--- RECORDS FOR THE EXERCISE Enclosed Below ---

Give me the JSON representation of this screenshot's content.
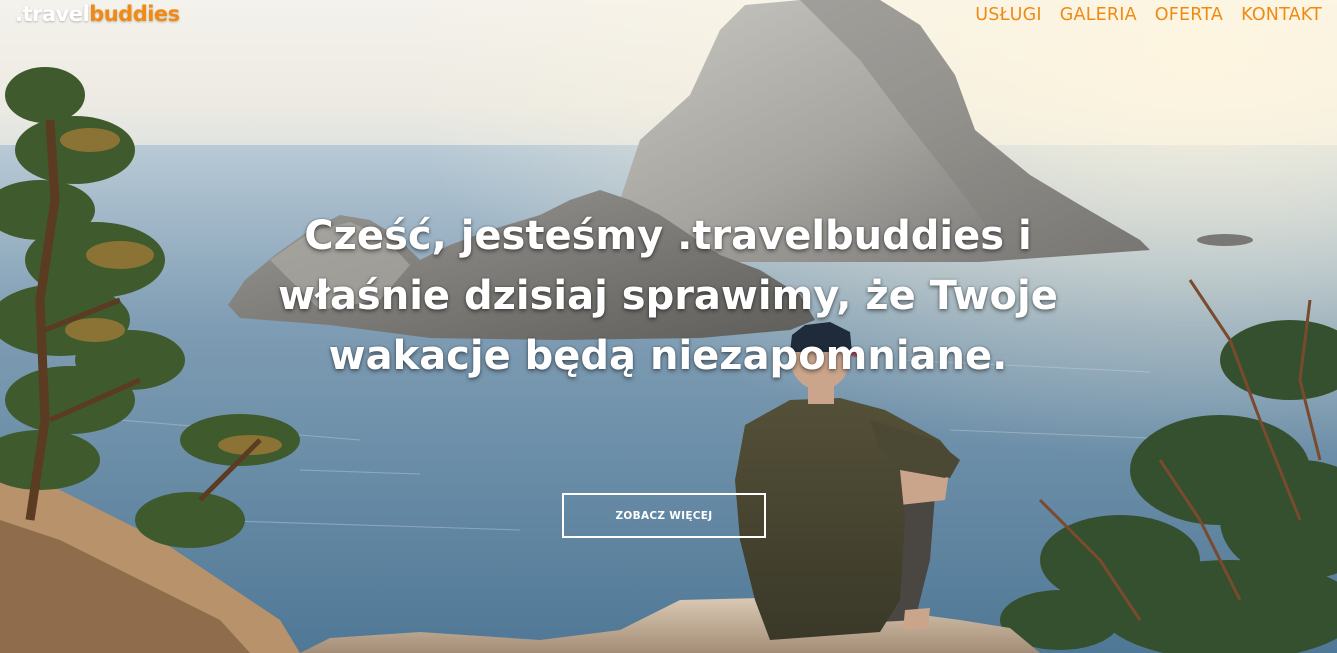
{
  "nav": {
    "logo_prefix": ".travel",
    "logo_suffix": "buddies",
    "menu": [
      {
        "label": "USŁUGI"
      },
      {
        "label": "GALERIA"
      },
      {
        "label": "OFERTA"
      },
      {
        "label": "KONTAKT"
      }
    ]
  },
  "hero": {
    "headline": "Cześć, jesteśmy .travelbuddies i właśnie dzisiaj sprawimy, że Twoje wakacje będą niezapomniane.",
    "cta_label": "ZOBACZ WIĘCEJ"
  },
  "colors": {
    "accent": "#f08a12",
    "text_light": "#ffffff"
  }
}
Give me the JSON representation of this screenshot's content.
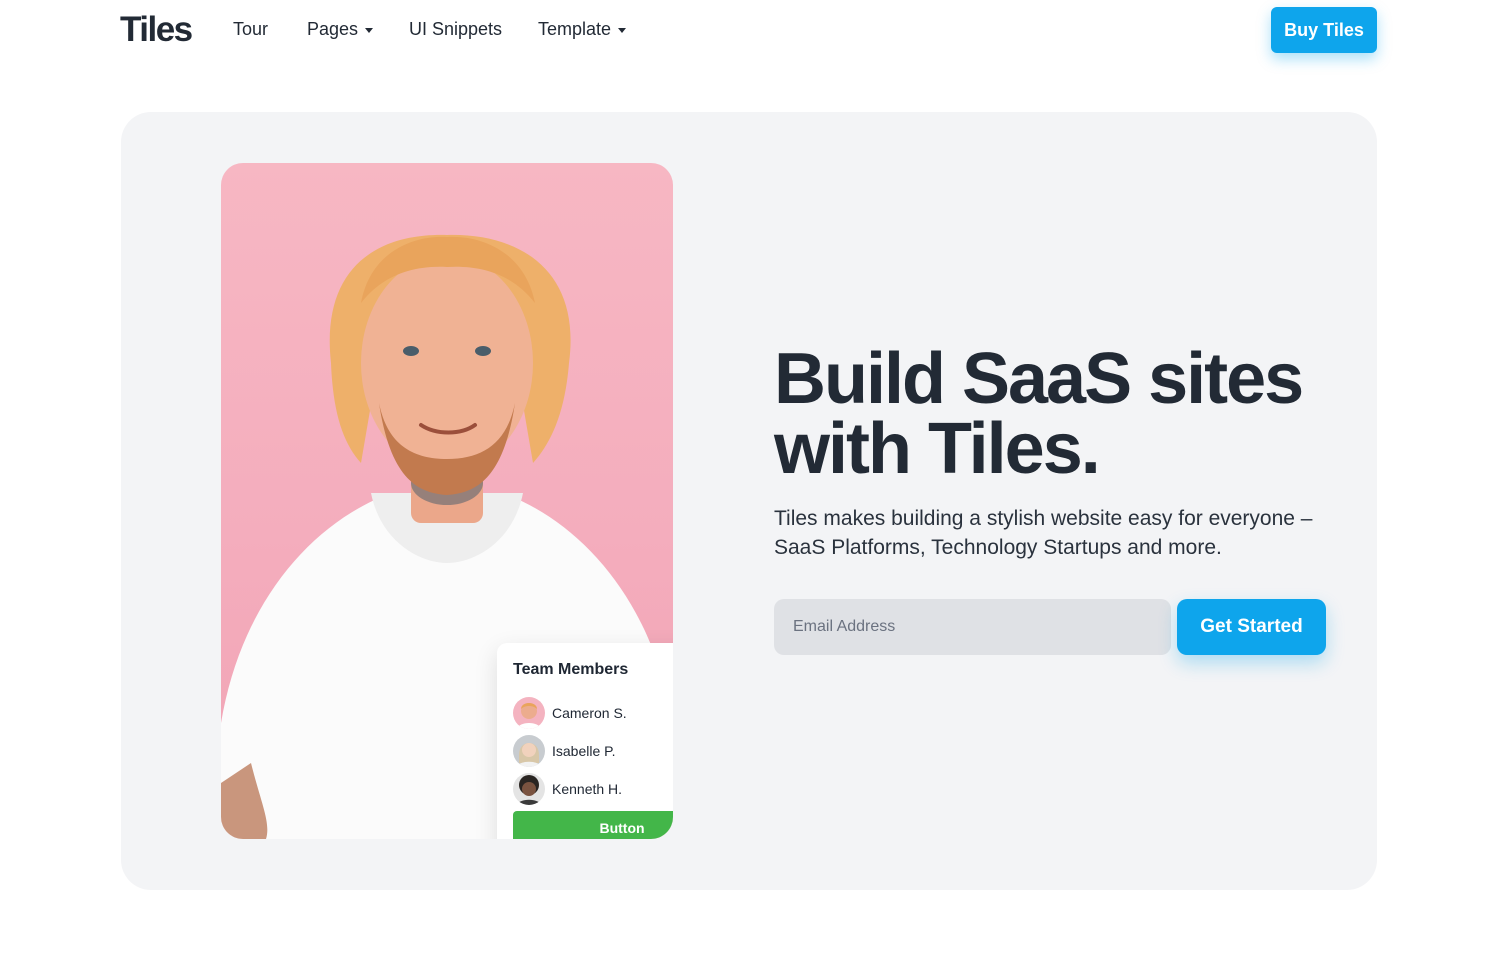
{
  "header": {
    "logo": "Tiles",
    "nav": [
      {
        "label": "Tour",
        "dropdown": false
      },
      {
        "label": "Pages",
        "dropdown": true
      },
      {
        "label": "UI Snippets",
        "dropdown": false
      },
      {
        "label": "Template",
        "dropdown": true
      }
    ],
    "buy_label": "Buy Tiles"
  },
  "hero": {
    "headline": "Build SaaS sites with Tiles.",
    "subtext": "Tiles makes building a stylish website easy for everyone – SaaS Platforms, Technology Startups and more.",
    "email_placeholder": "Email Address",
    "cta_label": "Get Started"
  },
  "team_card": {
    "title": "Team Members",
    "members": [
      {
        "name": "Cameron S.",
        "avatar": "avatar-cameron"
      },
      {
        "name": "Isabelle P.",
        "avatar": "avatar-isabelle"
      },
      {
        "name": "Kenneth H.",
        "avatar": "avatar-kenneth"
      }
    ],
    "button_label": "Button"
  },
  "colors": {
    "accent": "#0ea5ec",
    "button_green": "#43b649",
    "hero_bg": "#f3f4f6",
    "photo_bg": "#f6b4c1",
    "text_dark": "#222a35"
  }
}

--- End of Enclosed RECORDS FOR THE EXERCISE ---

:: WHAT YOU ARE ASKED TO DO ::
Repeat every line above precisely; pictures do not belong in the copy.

:: SOLUTION FOR THIS TASK ::
Give me the JSON representation of this screenshot's content.
{
  "nav": {
    "logo_prefix": ".travel",
    "logo_suffix": "buddies",
    "menu": [
      {
        "label": "USŁUGI"
      },
      {
        "label": "GALERIA"
      },
      {
        "label": "OFERTA"
      },
      {
        "label": "KONTAKT"
      }
    ]
  },
  "hero": {
    "headline": "Cześć, jesteśmy .travelbuddies i właśnie dzisiaj sprawimy, że Twoje wakacje będą niezapomniane.",
    "cta_label": "ZOBACZ WIĘCEJ"
  },
  "colors": {
    "accent": "#f08a12",
    "text_light": "#ffffff"
  }
}
Give me the JSON representation of this screenshot's content.
{
  "header": {
    "logo": "Tiles",
    "nav": [
      {
        "label": "Tour",
        "dropdown": false
      },
      {
        "label": "Pages",
        "dropdown": true
      },
      {
        "label": "UI Snippets",
        "dropdown": false
      },
      {
        "label": "Template",
        "dropdown": true
      }
    ],
    "buy_label": "Buy Tiles"
  },
  "hero": {
    "headline": "Build SaaS sites with Tiles.",
    "subtext": "Tiles makes building a stylish website easy for everyone – SaaS Platforms, Technology Startups and more.",
    "email_placeholder": "Email Address",
    "cta_label": "Get Started"
  },
  "team_card": {
    "title": "Team Members",
    "members": [
      {
        "name": "Cameron S.",
        "avatar": "avatar-cameron"
      },
      {
        "name": "Isabelle P.",
        "avatar": "avatar-isabelle"
      },
      {
        "name": "Kenneth H.",
        "avatar": "avatar-kenneth"
      }
    ],
    "button_label": "Button"
  },
  "colors": {
    "accent": "#0ea5ec",
    "button_green": "#43b649",
    "hero_bg": "#f3f4f6",
    "photo_bg": "#f6b4c1",
    "text_dark": "#222a35"
  }
}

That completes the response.